At its April 19, 2013 Conference, the Court will consider petitions seeking review of issues such as Section 1983 claims by Medicaid beneficiaries, possible preemption of state immigration law, the constitutionality of disallowing judicial salary increases, and term-of-year sentencing for juveniles.

This edition of “Petitions to watch” features petitions raising issues that Tom has determined to have a reasonable chance of being granted, although we post them here without consideration of whether they present appropriate vehicles in which to decide those issues.  Our policy is to include and disclose all cases in which Goldstein & Russell, P.C., whose attorneys work for or contribute to this blog in various capacities, represents either a party or an amicus in the case, with the exception of the rare cases in which Goldstein & Russell represents the respondent(s) but does not appear on the briefs in the case.


Issue(s): Whether 42 U.S.C. § 1396a(a)(10)(A)(i), which provides that state Medicaid plans, to remain eligible for full federal reimbursement, must “provide . . . for making medical assistance available . . . to all [eligible] individuals,” creates federal “rights” that may be privately enforced under 42 U.S.C. § 1983 by Medicaid beneficiaries




Issue(s): Whether Section 2 of the Federal Arbitration Act, 9 U.S.C. § 2, preempts a state rule of law treating arbitration agreements signed by decedents differently than other contracts signed by decedents.



Issue(s): Whether 8 U.S.C. §1324, which prohibits concealing or harboring unlawfully present aliens, encouraging or inducing them to come into or reside in the United States, or transporting them in furtherance of their unlawful presence, impliedly and facially preempts state laws, such as ALA. CODE §31-13-13, prohibiting a state’s residents from: (a) concealing or harboring aliens who are present in the United States in violation of federal law; (b) encouraging or inducing aliens to enter into or reside in the state, when their entry or residence would violate federal law; or (c) transporting unlawfully present aliens within the state in furtherance of their unlawful presence.



Issue(s): (1) Whether resort to the McDonnell Douglas Corp. v. Green burden-shifting framework is warranted when the defendant has articulated a legitimate, nondiscriminatory reason for the challenged action; and (2) whether the Ninth Circuit misapplied this Court’s settled precedent governing retaliation claims when it concluded that the plaintiff’s speculation about the reason for her academic difficulties constituted sufficient proof of retaliation to defeat summary judgment.
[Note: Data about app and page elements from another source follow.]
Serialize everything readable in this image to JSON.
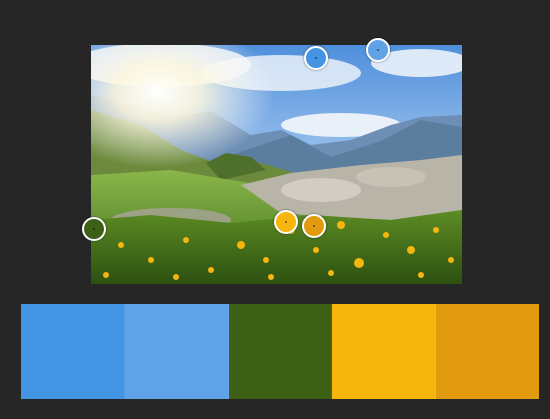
{
  "palette": {
    "swatches": [
      {
        "name": "blue",
        "color": "#4395E3"
      },
      {
        "name": "light-blue",
        "color": "#5FA3E6"
      },
      {
        "name": "dark-green",
        "color": "#3E6016"
      },
      {
        "name": "yellow",
        "color": "#F6B60E"
      },
      {
        "name": "orange",
        "color": "#E29B0E"
      }
    ]
  },
  "pickers": [
    {
      "name": "picker-blue",
      "color": "#4395E3"
    },
    {
      "name": "picker-light-blue",
      "color": "#5FA3E6"
    },
    {
      "name": "picker-dark-green",
      "color": "#3E6016"
    },
    {
      "name": "picker-yellow",
      "color": "#F6B60E"
    },
    {
      "name": "picker-orange",
      "color": "#E29B0E"
    }
  ],
  "photo": {
    "subject": "mountain-meadow-landscape-photo"
  }
}
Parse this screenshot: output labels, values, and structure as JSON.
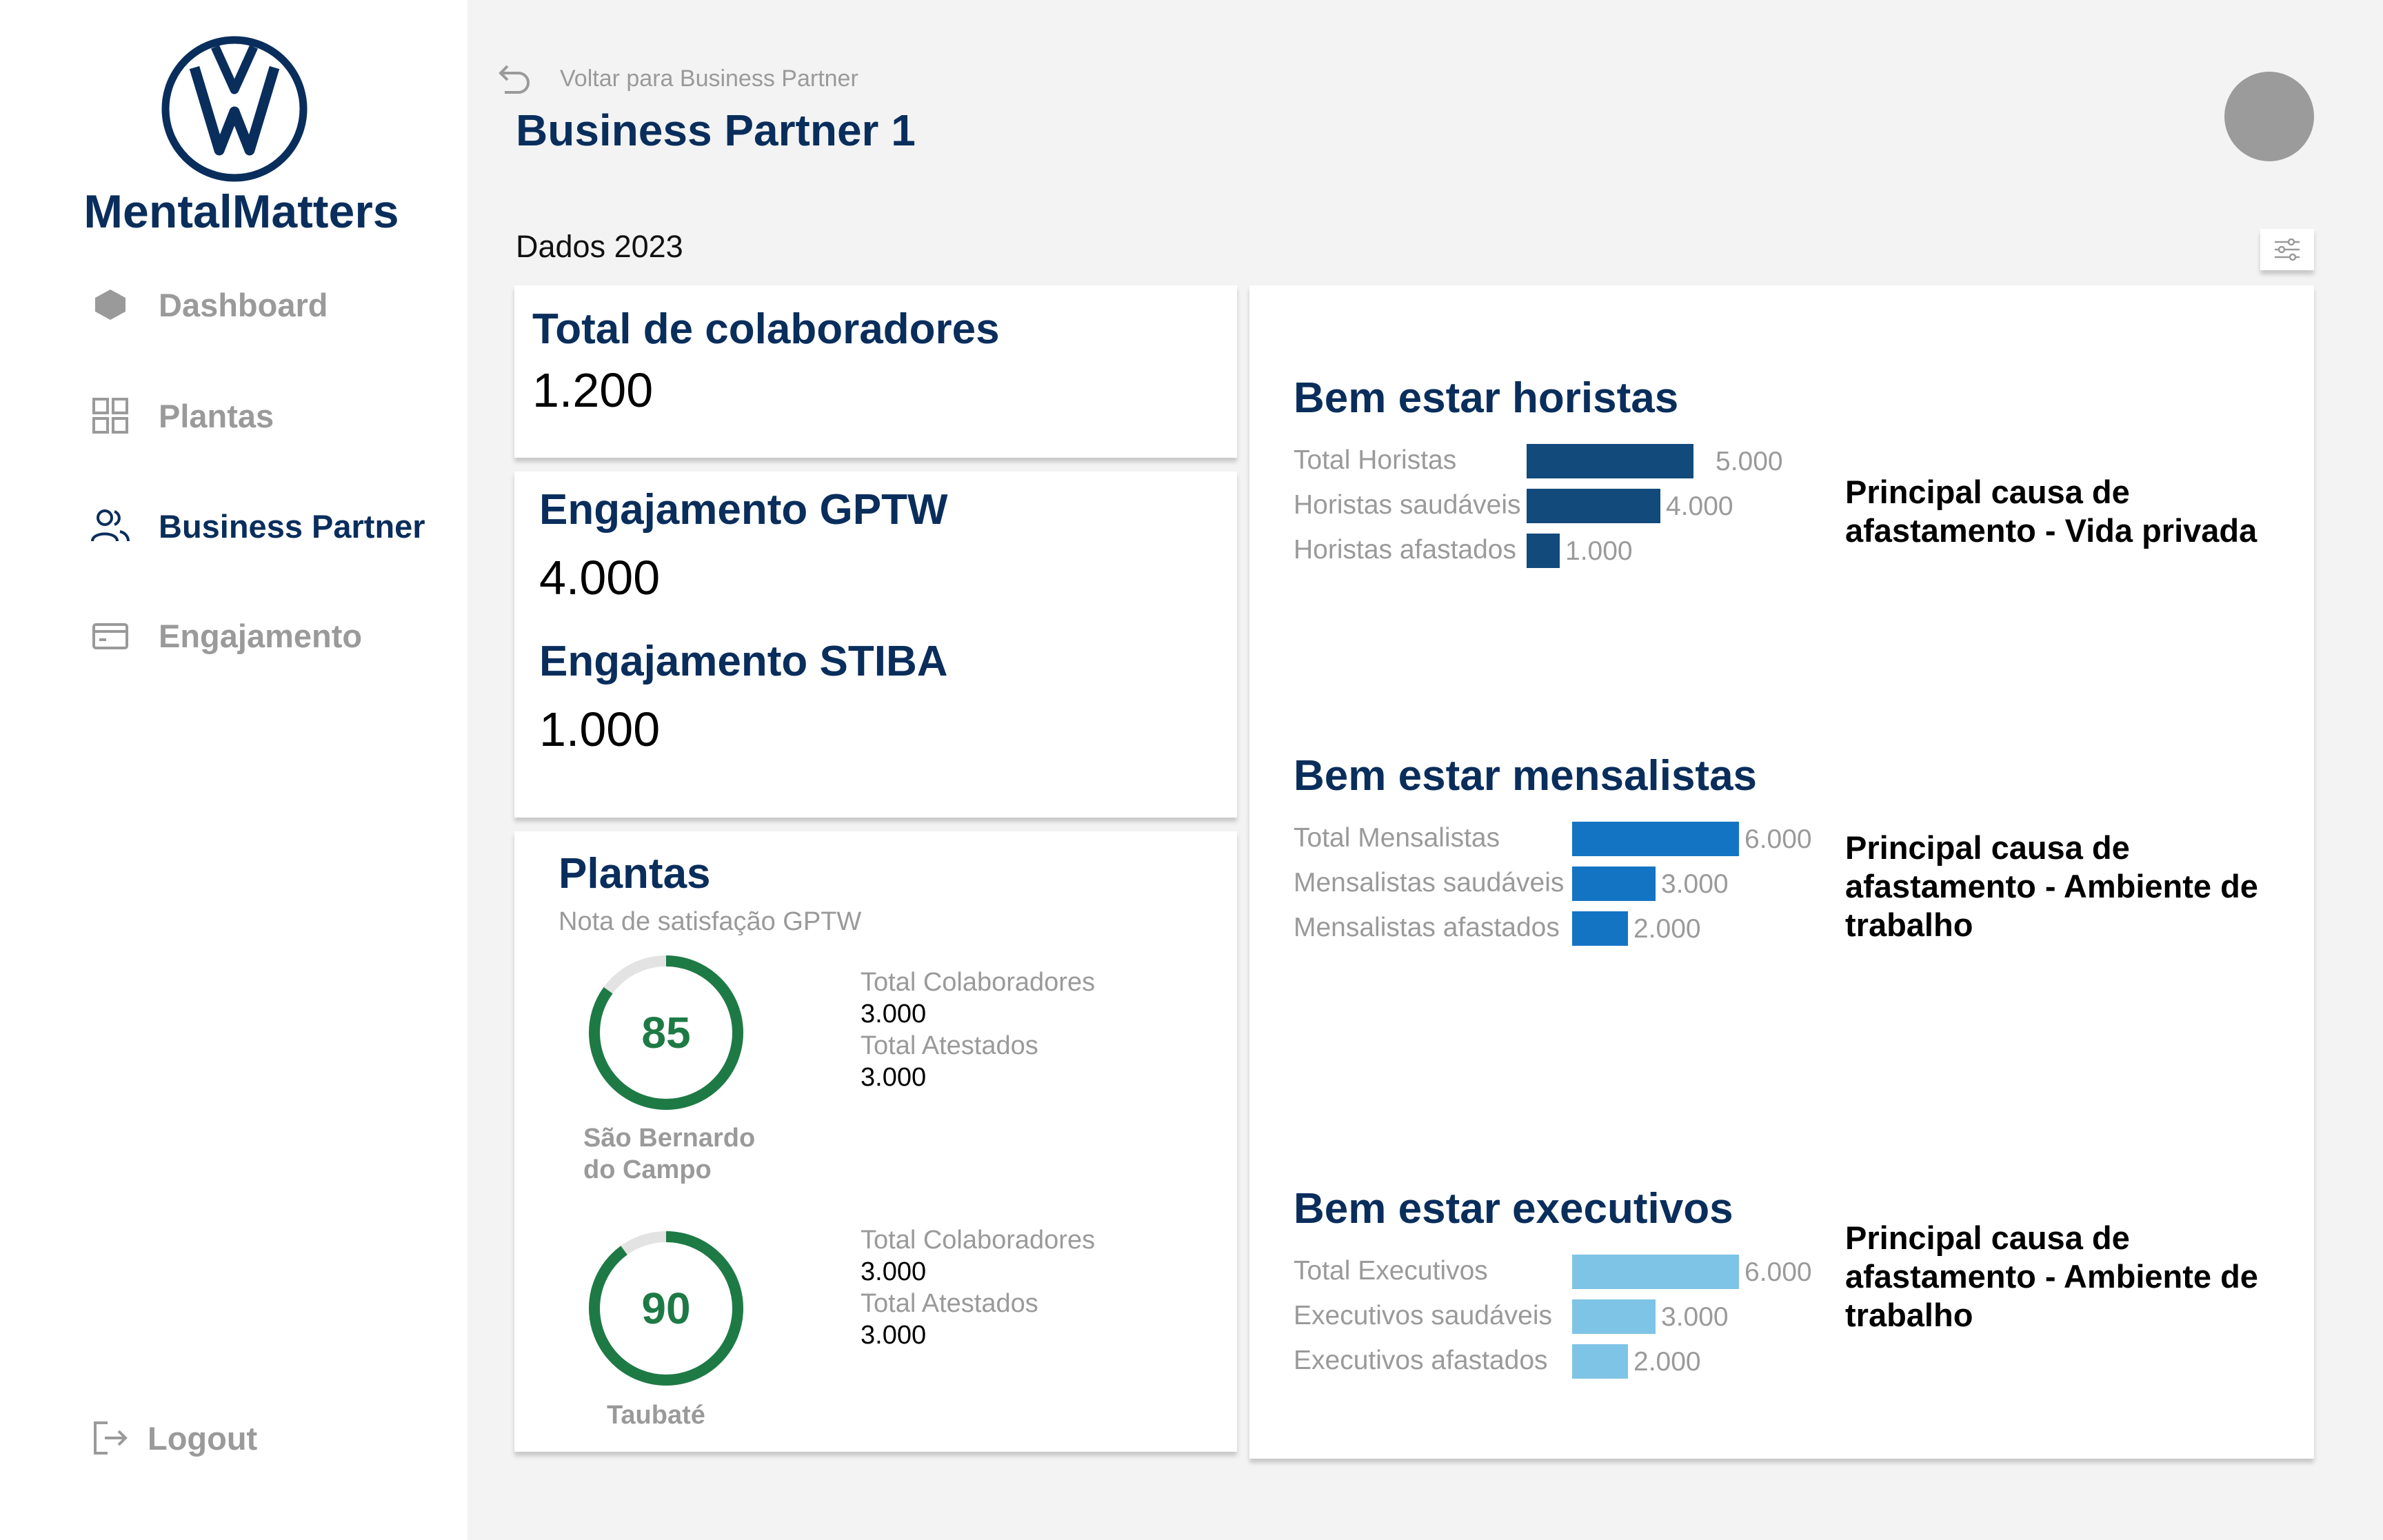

Issue(s): (1) Whether the Compensation Clause prohibited Congress from disallowing certain annual increases in judicial salary contemplated by the Ethics Reform Act of 1989 when the statutes disallowing those increases were enacted into law before the increases were scheduled to take effect; and (2) whether, under the Act of Nov. 28, 2001, Congress’s failure in 2007 and 2010 to pass specific legislation authorizing judicial salary increases prevented increases for those years from taking effect.



Issue(s): (1) Whether the Establishment Clause prohibits the government from conducting public functions such as high school graduation exercises in a church building, where the function has no religious content and the government selected the venue for reasons of secular convenience; (2) whether the government “coerces” religious activity in violation of Lee v. Weisman and Santa Fe Independent School District v. Doe where there is no pressure to engage in a religious practice or activity, but merely exposure to religious symbols; and (3) whether the government “endorses” religion when it engages in a religion-neutral action that incidentally exposes citizens to a private religious message.



Issue(s): Whether the Ninth Circuit exceeded its authority under the Antiterrorism and Effective Death Penalty Act, 28 U.S.C. § 2254(d)(1), by granting habeas relief on the ground that the Nevada Supreme Court unreasonably applied “clearly established Federal law, as determined by” this Court when it held that respondent’s right to present a defense was not violated by the exclusion of extrinsic evidence through which he sought to impeach a prosecution witness on a collateral matter.



Issue(s): (1) Whether the Federal Arbitration Act (“FAA”), 9 U.S.C. § 2, preempts a rule of state law holding that a broadly worded general power of attorney that is to be “liberally construed” and that grants unrestricted power over the principal’s affairs, specifically including all matters relating to the principal’s medical care, will be interpreted to exclude the authority to execute an optional arbitration agreement covering disputes arising out of the principal’s medical care unless such arbitration-specific authority is expressly stated in the power of attorney; and (2) whether the FAA preempts a rule of state law that categorically prohibits the arbitration of wrongful death claims in accordance with a valid arbitration agreement entered into by the decedent.



Issue(s): Whether states can bypass the holding in Graham v. Florida , that the Eighth Amendment prohibits a juvenile offender to be sentenced to life in prison without parole for a non-homicide crime, by imposing term-of-year sentences that deny juvenile non-homicide offenders any chance for release.

Posted in Cases in the Pipeline

Recommended Citation: Mary Pat Dwyer, Petitions to watch | Conference of April 19, 2013, SCOTUSblog (Apr. 17, 2013, 9:42 PM),